2014 saw Roberto Martinez having to push the likes of Man City away from prizing James McCarthy away from Everton. Martinez, having also had McCarthy at Wigan, admires his greatly. But as he walked off the pitch in Bordeaux, it was hard to not question whether he would ever wear the green again. The media slated him after the Swedish game also, which from our perspective, was a little unfair, but he was truly awful against Belgium.
It was almost a given that Martin would drop him for Italy, but what transpired however, was McCarthy being pushed back to Whelan’s role – the one where he played his two best games for Ireland (Sweden in Stockholm, and Germany in Dublin) – and Whelan dropped to the bench.

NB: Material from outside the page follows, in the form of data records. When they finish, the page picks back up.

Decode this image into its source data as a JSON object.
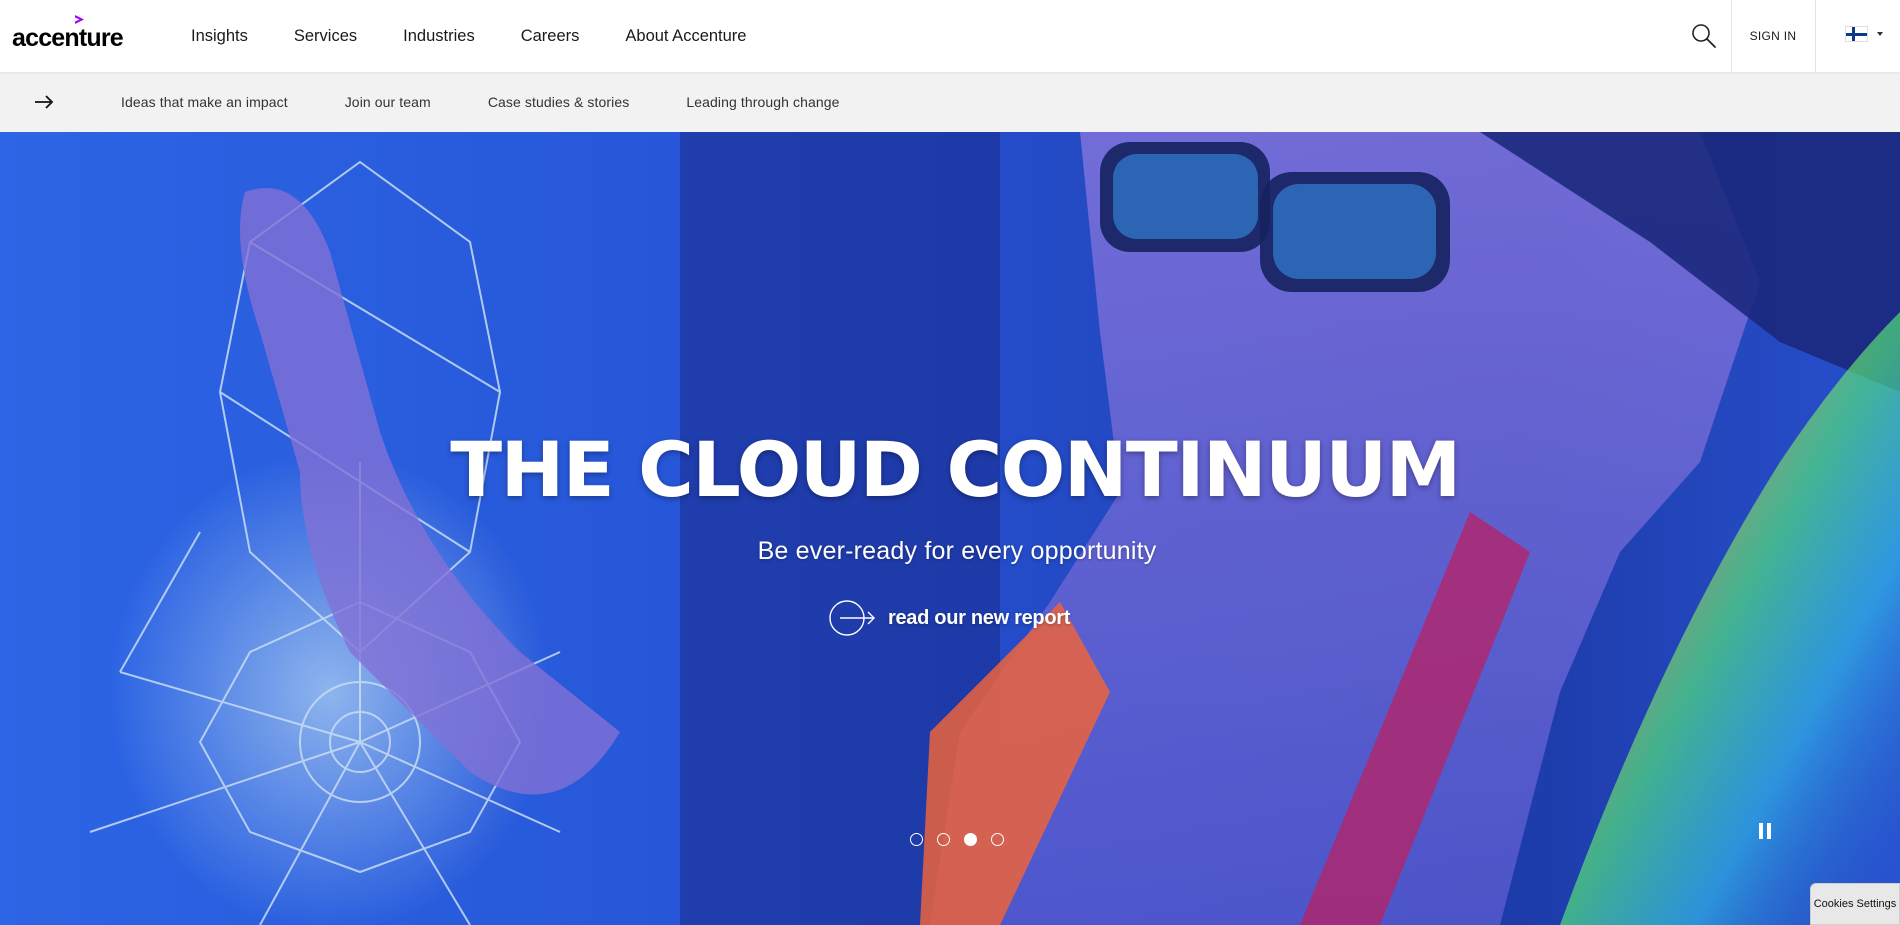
{
  "header": {
    "logo_text": "accenture",
    "nav": [
      {
        "label": "Insights"
      },
      {
        "label": "Services"
      },
      {
        "label": "Industries"
      },
      {
        "label": "Careers"
      },
      {
        "label": "About Accenture"
      }
    ],
    "search_icon": "search-icon",
    "signin_label": "SIGN IN",
    "country_flag": "finland-flag-icon"
  },
  "subnav": {
    "arrow_icon": "arrow-right-icon",
    "links": [
      {
        "label": "Ideas that make an impact"
      },
      {
        "label": "Join our team"
      },
      {
        "label": "Case studies & stories"
      },
      {
        "label": "Leading through change"
      }
    ]
  },
  "hero": {
    "headline": "THE CLOUD CONTINUUM",
    "subheadline": "Be ever-ready for every opportunity",
    "cta_label": "read our new report",
    "cta_icon": "circle-arrow-icon",
    "slides": 4,
    "active_slide": 3,
    "pause_icon": "pause-icon"
  },
  "cookies_label": "Cookies Settings",
  "colors": {
    "brand_accent": "#a100ff",
    "hero_blue": "#2a63e6",
    "subbar_bg": "#f2f2f2"
  }
}
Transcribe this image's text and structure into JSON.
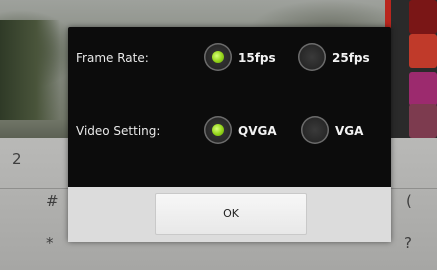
{
  "dialog": {
    "frame_rate": {
      "label": "Frame Rate:",
      "options": [
        {
          "label": "15fps",
          "selected": true
        },
        {
          "label": "25fps",
          "selected": false
        }
      ]
    },
    "video_setting": {
      "label": "Video Setting:",
      "options": [
        {
          "label": "QVGA",
          "selected": true
        },
        {
          "label": "VGA",
          "selected": false
        }
      ]
    },
    "ok_label": "OK"
  },
  "keypad": {
    "keys": [
      "2",
      "#",
      "*",
      "(",
      "?"
    ]
  },
  "colors": {
    "accent_selected": "#93d318",
    "dialog_bg": "#0c0c0c",
    "button_bar_bg": "#dcdcdc"
  }
}
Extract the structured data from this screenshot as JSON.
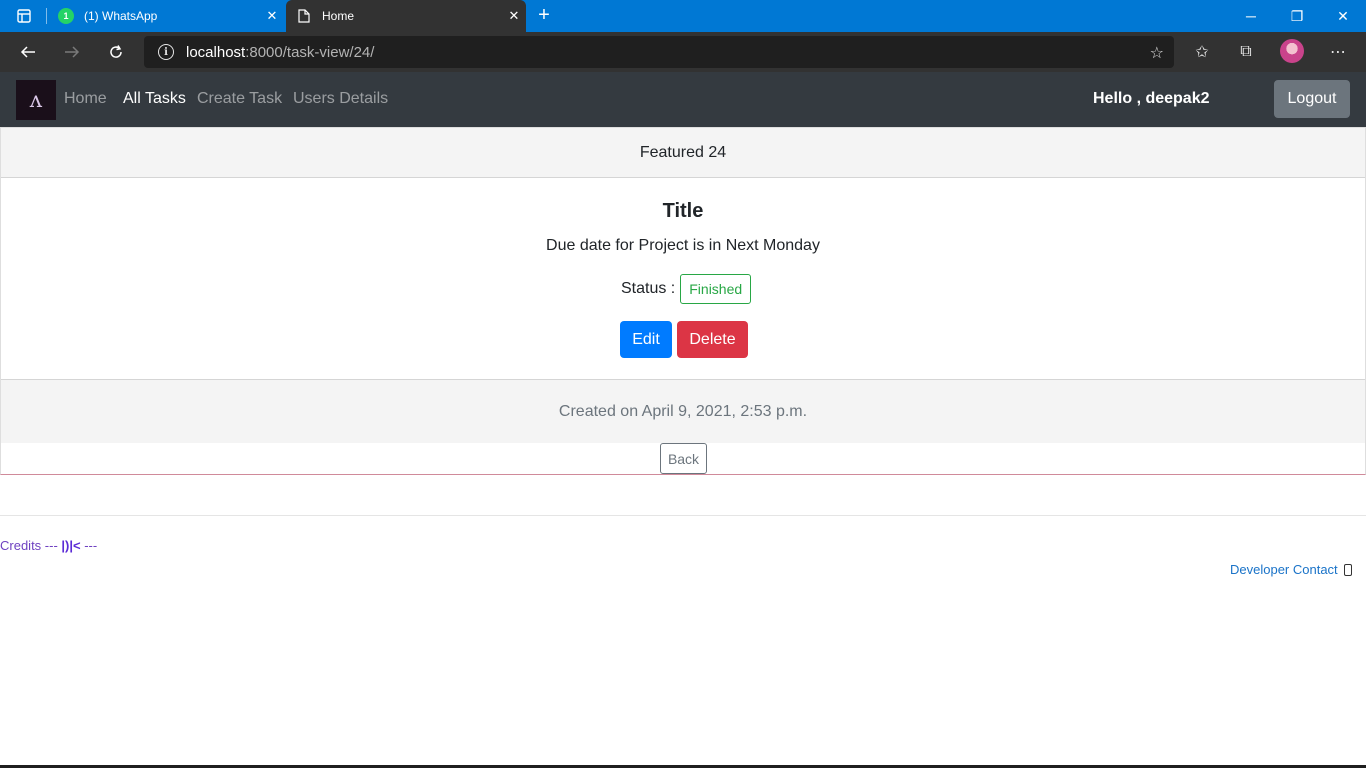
{
  "browser": {
    "tabs": [
      {
        "title": "(1) WhatsApp",
        "badge": "1"
      },
      {
        "title": "Home",
        "active": true
      }
    ],
    "url": {
      "host": "localhost",
      "rest": ":8000/task-view/24/"
    },
    "icons": {
      "tab_actions": "tab-actions-icon",
      "new_tab": "+",
      "minimize": "─",
      "restore": "❐",
      "close": "✕",
      "back": "←",
      "forward": "→",
      "reload": "↻",
      "favorite_add": "☆",
      "favorites": "✩",
      "collections": "⧉",
      "more": "⋯",
      "info": "i"
    }
  },
  "navbar": {
    "links": [
      "Home",
      "All Tasks",
      "Create Task",
      "Users Details"
    ],
    "greeting": "Hello , deepak2",
    "logout": "Logout",
    "logo_glyph": "ᴧ"
  },
  "card": {
    "header": "Featured 24",
    "title": "Title",
    "text": "Due date for Project is in Next Monday",
    "status_label": "Status :",
    "status_value": "Finished",
    "edit": "Edit",
    "delete": "Delete",
    "footer": "Created on April 9, 2021, 2:53 p.m.",
    "back": "Back"
  },
  "footer": {
    "credits_prefix": "Credits --- ",
    "credits_sig": "|)|<",
    "credits_suffix": " ---",
    "developer_contact": "Developer Contact"
  },
  "colors": {
    "browser_accent": "#0078d4",
    "navbar_bg": "#343a40",
    "primary": "#007bff",
    "danger": "#dc3545",
    "success": "#28a745",
    "secondary": "#6c757d"
  }
}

This proved to be, in ways, a turning point in our campaign, and an incredible act of courage and belief from Martin and Roy.
He showed great tenacity and energy in midfield, finishing the Italian and French game with more tackles, interceptions, and blocks than any other player.
He’s not without faults though, and still suffers from concentration issues – particularly in the first 20 minutes of the second half against the French where he could (and arguably, should) have done better for their first goal, and the play leading up to Duffy’s red card. This is his role though, and if given a proper run of games with Roy as his mentor, we believe his future in green will be very bright.
Signing new contracts just before major tournaments has it’s questions, and after the Bordeaux debacle, one couldn’t be blamed for drawing comparisons with Poland and asking just how far we had come since then. The eerie quietness of the Irish fans on the tram back to the city said just this.
But then came the moment that Martin and Roy proved themselves to be stand- out leaders. Possibly some of the boldest decisions we’ve seen from an Irish management in a long, long time. They dropped the stalwarts, and went for the apprentices.
Our biggest criticism of Trap was not so much that he would publicly discuss the limitations of our side, but that he would do so and not try something new. Roy and Martin realised going face to face with more talented tradesmen was getting us nowhere, and they reshuffled and went for energy, fitness, hunger, physicality, and youth – every category of which the Belgians had beaten us in 4 days earlier (alongside talent, skill, and, ultimately, goals).
One may ask why this selection wasn’t trialed prior to the competition, in friendlies, where the ‘normal’ manager might experiment, but the reality is we got it right just in time, and the two boys should be paraded for that.
He’s actually got temperament in his makeup. And when he finds it, the boy is bloody useful.
So, in our opinion, where does the tournament stand in terms of the others?
1. Italia ‘90
2. Euro ‘88
3. World Cup ‘02
4. Euro ’16 / World Cup ‘94
5. Summer Olympics 1924 (ok, we don’t really count this, but it still comes
higher than Poland)
6. Euro ‘12
Conclusion: Some amazing moments, an unforgettable win against the Italians, and the birth of some future stars. But tarnished by a drumming in Bordeaux, and a wheels-off last 30 against the French.
The Opel Jersey has covered Irish football, primarily on Twitter, for 5 years. With their recent site launch, they are now focused on extending that coverage to more long-form analysis of the international setup, games, youth/LOI development and more. Follow on @TheOpelJersey, and OpelJersey.com